If built, access to the school would be from Coleman and Tahoe streets just north of 100 North.
The agreement was to buy 11.18 acres at $10,000 per acre.
Oct. 6-9, 1967
The front page featured a story on improvements to a shooting range in Tooele.
The Tooele Gun Club was scheduled to shoot on Sunday at its new facilities located near the Elton Tunnel, announced Jack Davis, club president.
New additions included a clubhouse and two more traps. Davis said future plans included installing two more traps before winter set in, and a skeet range by next spring.
The clubhouse included restrooms, snack bar, picture window to look out at shooters and a large fireplace for winter months.
Later in the week, the front page featured a story on the transfer of fish from shallow water at Settlement Canyon Reservoir to deeper water in the reservoir.
Conservation officer Roy Garrard and three of his fellow workers caught 125 trout in a one-hour period with nets.
Water was drawn down on a portion of the reservoir so the bottom could be covered with a layer of clay. The layer of clay was supposed to stop water from leaking through the banks of the dam.
Oct. 6-8, 1942
Purchase of water for Tooele City culinary use occupied a major part of the discussion at a city council meeting on a Monday.
The city manager recommended that a 2-million-gallon storage tank be built and more water be purchased to take care of Tooele City’s increased population.
A special city council meeting would be held at a later date to discuss water issues.
Later in the week, the front page featured a story on ownership changes for a Tooele business.
Alfred Hanks and Ed Evans, two of Tooele’s most familiar businessmen, who operated Hanks & Evans confectionery for the previous 27 years, sold their business to Cecil and Theo Tate.
Summer sales were brisk, but increased business activity was too strenuous for the owners to continue during emergency war time.
The business was closed on Labor Day, and eventually purchased by the Tates.
Oct. 5, 1917
A big farewell extravaganza was held in Tooele on a Wednesday afternoon and evening in honor of 46 men who departed on Oct. 3 for U.S. Army duty.

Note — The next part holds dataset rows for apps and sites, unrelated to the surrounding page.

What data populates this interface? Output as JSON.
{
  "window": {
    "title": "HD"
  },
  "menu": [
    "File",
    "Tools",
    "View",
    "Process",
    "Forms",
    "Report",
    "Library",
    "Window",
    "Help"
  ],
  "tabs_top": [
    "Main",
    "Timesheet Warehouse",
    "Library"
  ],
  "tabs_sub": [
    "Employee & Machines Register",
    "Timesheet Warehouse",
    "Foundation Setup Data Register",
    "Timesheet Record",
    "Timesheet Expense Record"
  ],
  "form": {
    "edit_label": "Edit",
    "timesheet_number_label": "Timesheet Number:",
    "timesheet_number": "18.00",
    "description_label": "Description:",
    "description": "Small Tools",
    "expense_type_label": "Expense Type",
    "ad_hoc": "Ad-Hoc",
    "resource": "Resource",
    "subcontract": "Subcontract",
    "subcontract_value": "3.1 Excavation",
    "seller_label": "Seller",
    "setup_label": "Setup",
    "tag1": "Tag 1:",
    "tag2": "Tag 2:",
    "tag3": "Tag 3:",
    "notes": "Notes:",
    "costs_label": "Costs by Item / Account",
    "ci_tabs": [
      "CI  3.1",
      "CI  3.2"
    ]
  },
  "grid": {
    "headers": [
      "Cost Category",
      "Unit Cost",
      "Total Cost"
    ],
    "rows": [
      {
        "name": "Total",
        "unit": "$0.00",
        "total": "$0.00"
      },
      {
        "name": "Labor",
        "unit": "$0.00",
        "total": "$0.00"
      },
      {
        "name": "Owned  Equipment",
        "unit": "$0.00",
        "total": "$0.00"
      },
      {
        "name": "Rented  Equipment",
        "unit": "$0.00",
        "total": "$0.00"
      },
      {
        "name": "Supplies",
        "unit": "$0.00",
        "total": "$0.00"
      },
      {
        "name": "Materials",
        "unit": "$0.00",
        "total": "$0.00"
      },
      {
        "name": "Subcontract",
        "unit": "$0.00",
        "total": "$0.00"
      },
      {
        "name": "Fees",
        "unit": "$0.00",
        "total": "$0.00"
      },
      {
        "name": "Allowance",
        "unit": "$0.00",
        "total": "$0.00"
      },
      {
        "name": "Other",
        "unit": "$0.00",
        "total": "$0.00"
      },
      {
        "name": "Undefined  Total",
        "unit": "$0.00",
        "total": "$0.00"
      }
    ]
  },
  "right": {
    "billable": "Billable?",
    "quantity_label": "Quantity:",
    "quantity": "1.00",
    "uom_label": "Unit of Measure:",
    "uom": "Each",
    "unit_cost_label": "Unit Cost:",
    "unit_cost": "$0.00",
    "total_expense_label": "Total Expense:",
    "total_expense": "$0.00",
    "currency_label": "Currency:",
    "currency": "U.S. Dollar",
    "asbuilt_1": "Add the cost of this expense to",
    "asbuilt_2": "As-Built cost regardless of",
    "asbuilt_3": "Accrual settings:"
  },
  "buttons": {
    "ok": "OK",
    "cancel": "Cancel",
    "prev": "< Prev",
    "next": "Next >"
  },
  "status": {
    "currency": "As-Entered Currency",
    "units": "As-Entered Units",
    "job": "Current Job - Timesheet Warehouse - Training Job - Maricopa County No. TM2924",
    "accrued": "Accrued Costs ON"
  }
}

The men met at the courthouse for roll call, after which a patriotic program was held. A brass band played and several speeches were given. A list of the names of the 46 men was printed on the front page. At the time, the nation was in the grips of World War I, which occured from 1914 to 1918.
Staff Writer Mark Watson compiled this report.